REQUIREMENT - Lines, not repeats, are what count: give the number of lines below that hold "admin", and nothing more.

(Extracted records)
........
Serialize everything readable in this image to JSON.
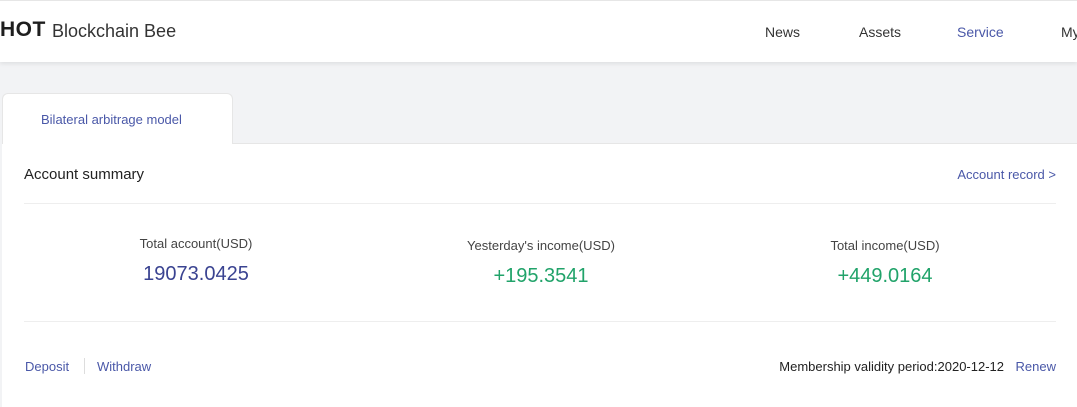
{
  "header": {
    "logo_text": "HOT",
    "brand_name": "Blockchain Bee",
    "nav": [
      {
        "label": "News"
      },
      {
        "label": "Assets"
      },
      {
        "label": "Service"
      },
      {
        "label": "My"
      }
    ],
    "active_nav": "Service"
  },
  "tabs": [
    {
      "label": "Bilateral arbitrage model"
    }
  ],
  "summary": {
    "title": "Account summary",
    "record_link": "Account record >",
    "stats": [
      {
        "label": "Total account(USD)",
        "value": "19073.0425"
      },
      {
        "label": "Yesterday's income(USD)",
        "value": "+195.3541"
      },
      {
        "label": "Total income(USD)",
        "value": "+449.0164"
      }
    ]
  },
  "actions": {
    "deposit": "Deposit",
    "withdraw": "Withdraw",
    "membership": "Membership validity period:2020-12-12",
    "renew": "Renew"
  },
  "colors": {
    "accent": "#4a58a8",
    "income_green": "#21a36a",
    "total_blue": "#3a4391"
  }
}
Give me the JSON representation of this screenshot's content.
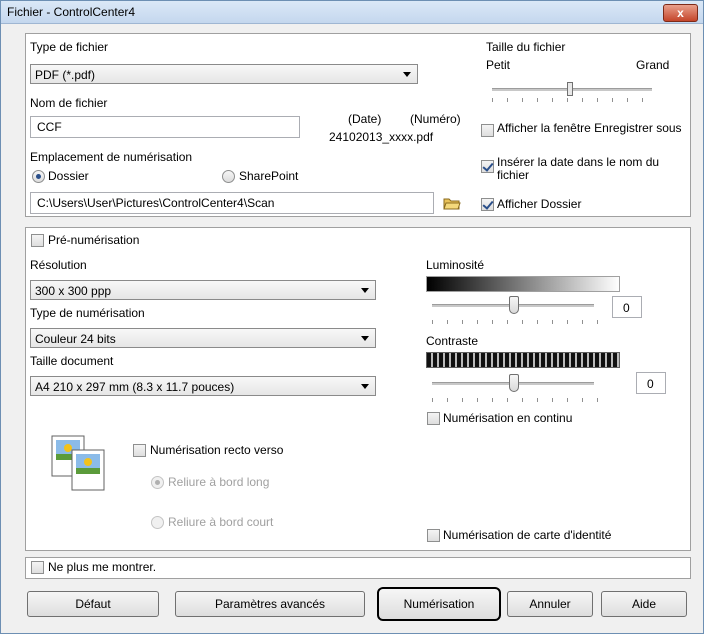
{
  "window": {
    "title": "Fichier - ControlCenter4",
    "close_label": "x"
  },
  "file": {
    "type_label": "Type de fichier",
    "type_value": "PDF (*.pdf)",
    "size_label": "Taille du fichier",
    "size_small": "Petit",
    "size_large": "Grand",
    "size_level_pct": 48,
    "name_label": "Nom de fichier",
    "name_value": "CCF",
    "date_label": "(Date)",
    "number_label": "(Numéro)",
    "name_preview": "24102013_xxxx.pdf",
    "show_save_window": "Afficher la fenêtre Enregistrer sous",
    "show_save_window_checked": false,
    "insert_date": "Insérer la date dans le nom du fichier",
    "insert_date_checked": true,
    "location_label": "Emplacement de numérisation",
    "folder_option": "Dossier",
    "sharepoint_option": "SharePoint",
    "path_value": "C:\\Users\\User\\Pictures\\ControlCenter4\\Scan",
    "show_folder": "Afficher Dossier",
    "show_folder_checked": true
  },
  "scan": {
    "prescan_label": "Pré-numérisation",
    "resolution_label": "Résolution",
    "resolution_value": "300 x 300 ppp",
    "scan_type_label": "Type de numérisation",
    "scan_type_value": "Couleur 24 bits",
    "doc_size_label": "Taille document",
    "doc_size_value": "A4 210 x 297 mm (8.3 x 11.7 pouces)",
    "brightness_label": "Luminosité",
    "brightness_value": "0",
    "contrast_label": "Contraste",
    "contrast_value": "0",
    "continuous_label": "Numérisation en continu",
    "duplex_label": "Numérisation recto verso",
    "long_edge_label": "Reliure à bord long",
    "short_edge_label": "Reliure à bord court",
    "id_card_label": "Numérisation de carte d'identité"
  },
  "footer": {
    "dont_show_label": "Ne plus me montrer.",
    "default_button": "Défaut",
    "advanced_button": "Paramètres avancés",
    "scan_button": "Numérisation",
    "cancel_button": "Annuler",
    "help_button": "Aide"
  }
}
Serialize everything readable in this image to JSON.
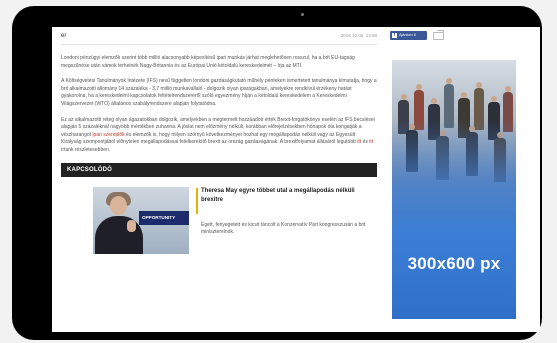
{
  "article": {
    "author": "er",
    "date": "2018.10.05. 13:58",
    "p1": "Londoni pénzügyi elemzők szerint több millió alacsonyabb képesítésű ipari munkás járhat meglehetősen rosszul, ha a brit EU-tagság megszűnése után vámok terhelnék Nagy-Britannia és az Európai Unió kétoldalú kereskedelmét – írja az MTI.",
    "p2": "A Költségvetési Tanulmányok Intézete (IFS) nevű független londoni gazdaságkutató műhely pénteken ismertetett tanulmánya kimutatja, hogy a brit alkalmazotti állomány 14 százaléka - 3,7 millió munkavállaló - dolgozik olyan iparágakban, amelyekre rendkívül érzékeny hatást gyakorolna, ha a kereskedelmi kapcsolatok feltételrendszeréről szóló egyezmény híján a kétoldalú kereskedelem a Kereskedelmi Világszervezet (WTO) általános szabályrendszere alapján folytatódna.",
    "p3_a": "Ez az alkalmazotti réteg olyan ágazatokban dolgozik, amelyekben a megtermelt hozzáadott érték Brexit-forgatókönyv esetén az IFS becslései alapján 5 százaléknál nagyobb mértékben zuhanna. A jóslat nem előzmény nélküli, korábban előrejelzésekben hónapok óta kongatják a vészharangot ",
    "p3_link1": "ipari szereplők",
    "p3_b": " és elemzők is, hogy milyen szörnyű következményei hozhat egy megállapodás nélküli vagy az Egyesült Királyság szempontjából előnytelen megállapodással felelkerekítő brexit az ország gazdaságának. A brexitfolyamat állásáról legutóbb ",
    "p3_link2": "itt",
    "p3_c": " és ",
    "p3_link3": "itt",
    "p3_d": " írtunk részletesebben."
  },
  "related": {
    "heading": "KAPCSOLÓDÓ",
    "thumb_banner": "OPPORTUNITY",
    "title": "Theresa May egyre többet utal a megállapodás nélküli brexitre",
    "lead": "Égett, fenyegetett és kicsit táncolt a Konzervatív Párt kongresszusán a brit miniszterelnök."
  },
  "share": {
    "facebook_label": "Ajánlom 6",
    "icons": [
      "facebook-icon",
      "share-icon"
    ]
  },
  "ad": {
    "label": "300x600 px"
  },
  "colors": {
    "link": "#c0392b",
    "facebook": "#3b5998",
    "related_bar": "#222222",
    "ad_blue": "#3d7fd6",
    "accent": "#e0b400"
  }
}
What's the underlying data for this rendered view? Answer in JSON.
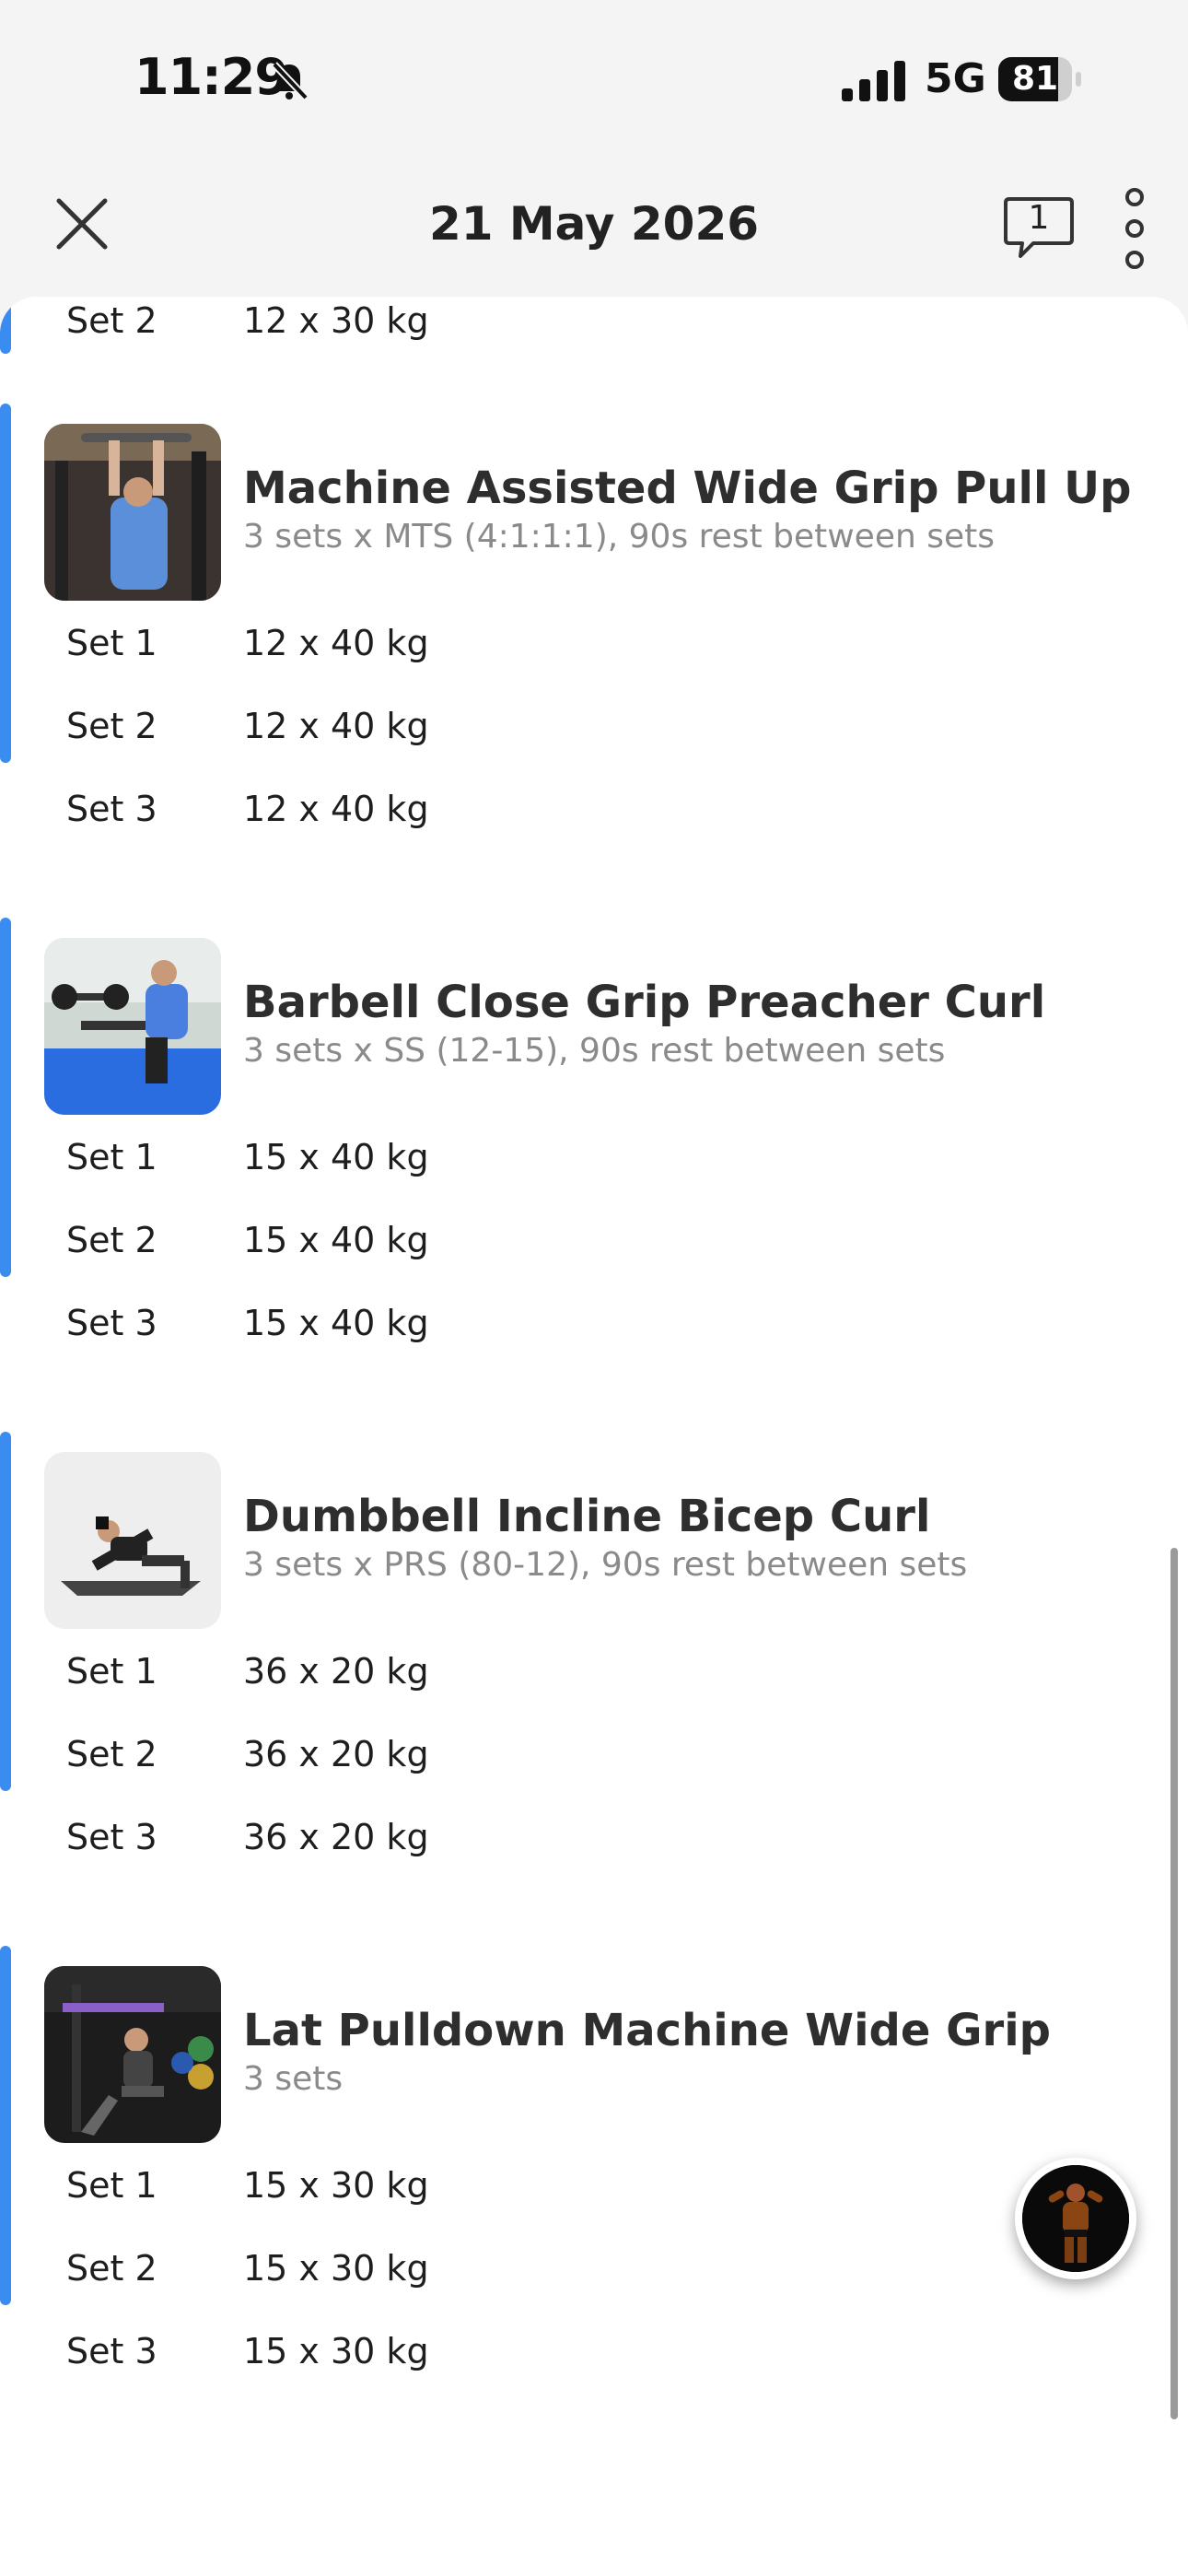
{
  "status_bar": {
    "time": "11:29",
    "network": "5G",
    "battery": "81",
    "battery_level": 0.81
  },
  "nav": {
    "title": "21 May 2026",
    "comment_count": "1"
  },
  "partial_set": {
    "label": "Set 2",
    "value": "12 x 30 kg"
  },
  "exercises": [
    {
      "name": "Machine Assisted Wide Grip Pull Up",
      "desc": "3 sets x MTS (4:1:1:1), 90s rest between sets",
      "sets": [
        {
          "label": "Set 1",
          "value": "12 x 40 kg"
        },
        {
          "label": "Set 2",
          "value": "12 x 40 kg"
        },
        {
          "label": "Set 3",
          "value": "12 x 40 kg"
        }
      ]
    },
    {
      "name": "Barbell Close Grip Preacher Curl",
      "desc": "3 sets x SS (12-15), 90s rest between sets",
      "sets": [
        {
          "label": "Set 1",
          "value": "15 x 40 kg"
        },
        {
          "label": "Set 2",
          "value": "15 x 40 kg"
        },
        {
          "label": "Set 3",
          "value": "15 x 40 kg"
        }
      ]
    },
    {
      "name": "Dumbbell Incline Bicep Curl",
      "desc": "3 sets x PRS (80-12), 90s rest between sets",
      "sets": [
        {
          "label": "Set 1",
          "value": "36 x 20 kg"
        },
        {
          "label": "Set 2",
          "value": "36 x 20 kg"
        },
        {
          "label": "Set 3",
          "value": "36 x 20 kg"
        }
      ]
    },
    {
      "name": "Lat Pulldown Machine Wide Grip",
      "desc": "3 sets",
      "sets": [
        {
          "label": "Set 1",
          "value": "15 x 30 kg"
        },
        {
          "label": "Set 2",
          "value": "15 x 30 kg"
        },
        {
          "label": "Set 3",
          "value": "15 x 30 kg"
        }
      ]
    }
  ],
  "colors": {
    "accent": "#3b8cf0",
    "background": "#f4f4f5",
    "text": "#2e2e2e",
    "muted": "#8a8a8a"
  }
}
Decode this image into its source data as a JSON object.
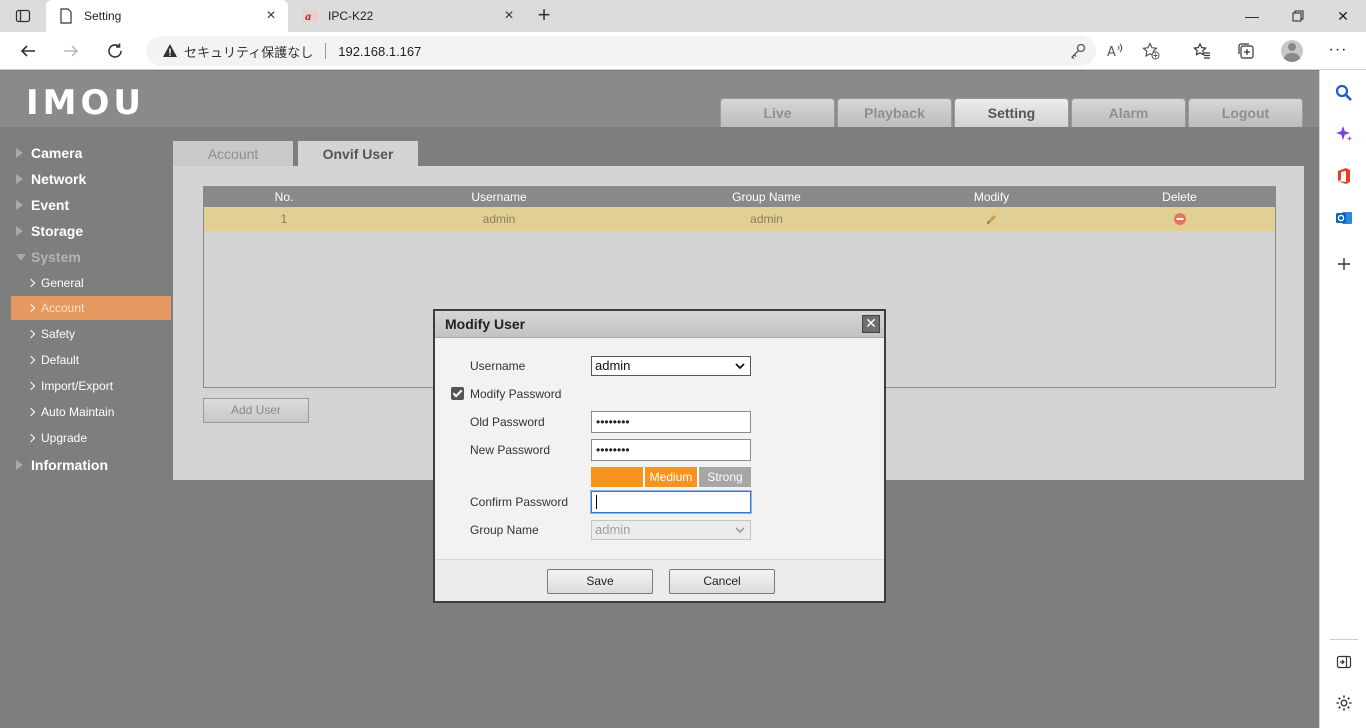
{
  "browser": {
    "tabs": [
      {
        "title": "Setting"
      },
      {
        "title": "IPC-K22"
      }
    ],
    "security_label": "セキュリティ保護なし",
    "url": "192.168.1.167"
  },
  "app": {
    "logo": "IMOU",
    "main_tabs": [
      "Live",
      "Playback",
      "Setting",
      "Alarm",
      "Logout"
    ],
    "nav": {
      "camera": "Camera",
      "network": "Network",
      "event": "Event",
      "storage": "Storage",
      "system": "System",
      "sub": [
        "General",
        "Account",
        "Safety",
        "Default",
        "Import/Export",
        "Auto Maintain",
        "Upgrade"
      ],
      "information": "Information"
    },
    "content_tabs": [
      "Account",
      "Onvif User"
    ],
    "table": {
      "headers": [
        "No.",
        "Username",
        "Group Name",
        "Modify",
        "Delete"
      ],
      "rows": [
        {
          "no": "1",
          "username": "admin",
          "group": "admin"
        }
      ]
    },
    "add_user": "Add User"
  },
  "modal": {
    "title": "Modify User",
    "username_label": "Username",
    "username_value": "admin",
    "modify_password_label": "Modify Password",
    "old_password_label": "Old Password",
    "old_password_value": "••••••••",
    "new_password_label": "New Password",
    "new_password_value": "••••••••",
    "strength": {
      "medium": "Medium",
      "strong": "Strong"
    },
    "confirm_password_label": "Confirm Password",
    "group_name_label": "Group Name",
    "group_name_value": "admin",
    "save": "Save",
    "cancel": "Cancel"
  },
  "colors": {
    "accent_orange": "#f7941d",
    "nav_active": "#e39960",
    "row_highlight": "#e1cf94"
  }
}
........
ANSWER FOR THE TASK - 4